In 1 Peter 2:12, Peter admonishes us to “[have] your conversation honest among the Gentiles: that, whereas they speak against you as evildoers, they may by your good works, which they shall behold, glorify God in the day of visitation.” By our good works today, we can help prepare others to eventually give glory to God tomorrow! Conversely, we can also give “great occasion to the enemies of the Lord to blaspheme” when we set the wrong example (2 Samuel 12:14). What you do directly reflects on your reputation, your parents’ and your family’s reputation, and most importantly, the God Family’s reputation!
Matthew 5:16 tells us, “Let your light so shine before men, that they may see your good works, and glorify your Father which is in heaven.” Setting the right example can cause people to actually glorify God, your Father! Could any more weight be added to your conduct than this? Your actions today have the potential of compelling others to give God all the respect and honor He deserves.
He’s our Father today with the goal of begetting all mankind tomorrow. We celebrate the Feast of Tabernacles today knowing the whole world will follow suit tomorrow. A family name and a family Feast are synonymous.
God places His name at His Feast site, but He also wants to give you that same name (Revelation 3:12). It is also your Family name that you are upholding.
1 Corinthians 6:15 says, “Know ye not that your bodies are the members of Christ?” Our lives are tied to a much bigger cause. Our actions directly affect this Church, the Body of Christ. Verse 19 shows us that our lives aren’t even our own! We are God’s property, created by Him and ransomed from the devil by the blood of the Lamb. As God’s property, how are we living our lives? How are we taking care of our bodies, which are the temple of the Holy Spirit? God is watching us to see what we do; He is determining whether or not He will place His name on us.
Verse 20 says, “[G]lorify God in your body, and in your spirit, which are God’s.” God cares how we treat His property! We are His property. Both our physical bodies and our human spirit are gifts from God, and He’s curious and fully interested in how we will use these gifts.

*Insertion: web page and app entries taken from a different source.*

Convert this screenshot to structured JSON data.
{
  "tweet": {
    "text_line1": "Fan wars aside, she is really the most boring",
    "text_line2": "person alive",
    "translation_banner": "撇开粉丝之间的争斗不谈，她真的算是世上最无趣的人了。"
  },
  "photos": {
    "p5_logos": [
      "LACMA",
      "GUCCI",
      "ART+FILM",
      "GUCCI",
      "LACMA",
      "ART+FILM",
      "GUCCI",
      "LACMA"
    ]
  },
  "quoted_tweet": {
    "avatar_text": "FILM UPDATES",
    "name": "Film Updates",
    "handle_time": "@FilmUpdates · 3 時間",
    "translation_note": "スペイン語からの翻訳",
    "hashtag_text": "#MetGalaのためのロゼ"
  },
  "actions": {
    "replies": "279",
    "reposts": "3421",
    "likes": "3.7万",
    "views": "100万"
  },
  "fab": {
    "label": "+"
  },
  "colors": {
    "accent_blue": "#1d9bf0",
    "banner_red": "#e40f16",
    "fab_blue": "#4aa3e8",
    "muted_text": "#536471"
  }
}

Remember the parable of the talents in Matthew 25? To the servants who worked for God and multiplied what God gave them, He said, “Well done, good and faithful servant; thou hast been faithful over a few things, I will make thee ruler over many things: enter thou into the joy of thy lord” (verse 23). This is a very familiar verse, but the fulfillment of this verse is a Feast of Tabernacles-type message! If we live our lives according to God’s way, we will one day hear these beautiful words. How we keep the Feast shows God if we are actively readying ourselves to rule in His coming new world.
We represent a name far more important than our own. God has placed that name—His government and authority—at the site where you will attend. He desires to place that very same name on each one of us. Let’s conduct ourselves accordingly and use the Feast to bring honor to God’s name!